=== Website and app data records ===
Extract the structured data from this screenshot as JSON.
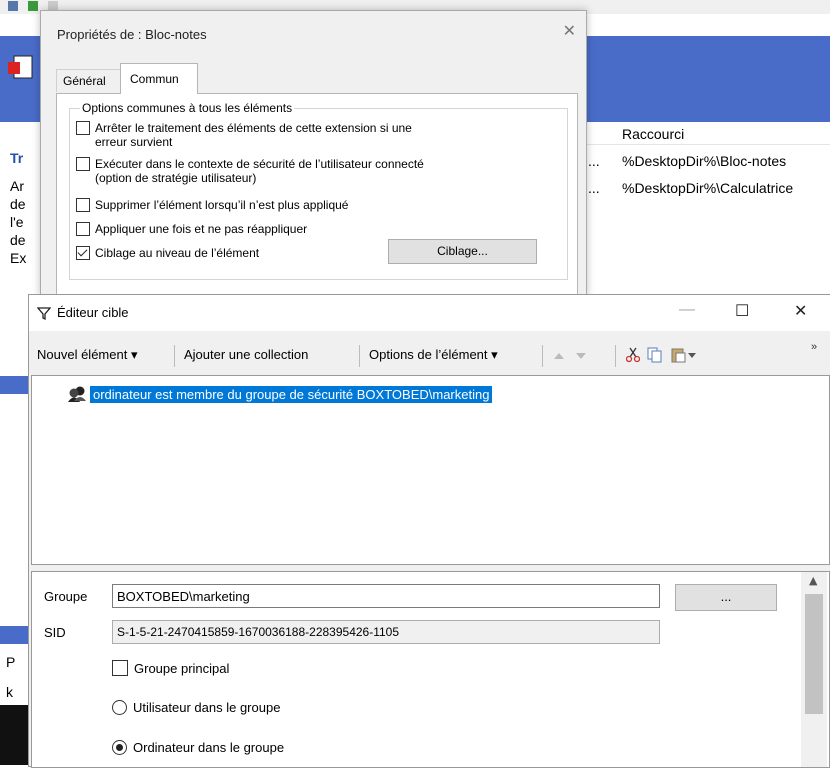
{
  "background": {
    "column_header": "Raccourci",
    "rows": [
      "%DesktopDir%\\Bloc-notes",
      "%DesktopDir%\\Calculatrice"
    ],
    "ellipsis": "...",
    "left_fragments": [
      "Tr",
      "Ar",
      "de",
      "l'e",
      "de",
      "Ex",
      "P",
      "k"
    ]
  },
  "props_dialog": {
    "title": "Propriétés de : Bloc-notes",
    "close": "✕",
    "tabs": [
      {
        "label": "Général"
      },
      {
        "label": "Commun"
      }
    ],
    "group_label": "Options communes à tous les éléments",
    "options": [
      {
        "label": "Arrêter le traitement des éléments de cette extension si une",
        "label2": "erreur survient",
        "checked": false
      },
      {
        "label": "Exécuter dans le contexte de sécurité de l’utilisateur connecté",
        "label2": "(option de stratégie utilisateur)",
        "checked": false
      },
      {
        "label": "Supprimer l’élément lorsqu’il n’est plus appliqué",
        "checked": false
      },
      {
        "label": "Appliquer une fois et ne pas réappliquer",
        "checked": false
      },
      {
        "label": "Ciblage au niveau de l’élément",
        "checked": true
      }
    ],
    "ciblage_button": "Ciblage..."
  },
  "editor": {
    "title": "Éditeur cible",
    "minimize": "—",
    "maximize": "☐",
    "close": "✕",
    "toolbar": {
      "new_item": "Nouvel élément ▾",
      "add_collection": "Ajouter une collection",
      "item_options": "Options de l’élément ▾",
      "overflow": "»"
    },
    "tree_item": "ordinateur est membre du groupe de sécurité BOXTOBED\\marketing",
    "groupe_label": "Groupe",
    "groupe_value": "BOXTOBED\\marketing",
    "browse_button": "...",
    "sid_label": "SID",
    "sid_value": "S-1-5-21-2470415859-1670036188-228395426-1105",
    "primary_group": "Groupe principal",
    "radio_user": "Utilisateur dans le groupe",
    "radio_computer": "Ordinateur dans le groupe",
    "selected_radio": "computer"
  },
  "colors": {
    "accent": "#0078d7",
    "banner": "#4a6cc9"
  }
}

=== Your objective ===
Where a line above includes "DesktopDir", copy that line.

=== Your solution ===
      "%DesktopDir%\\Bloc-notes",
      "%DesktopDir%\\Calculatrice"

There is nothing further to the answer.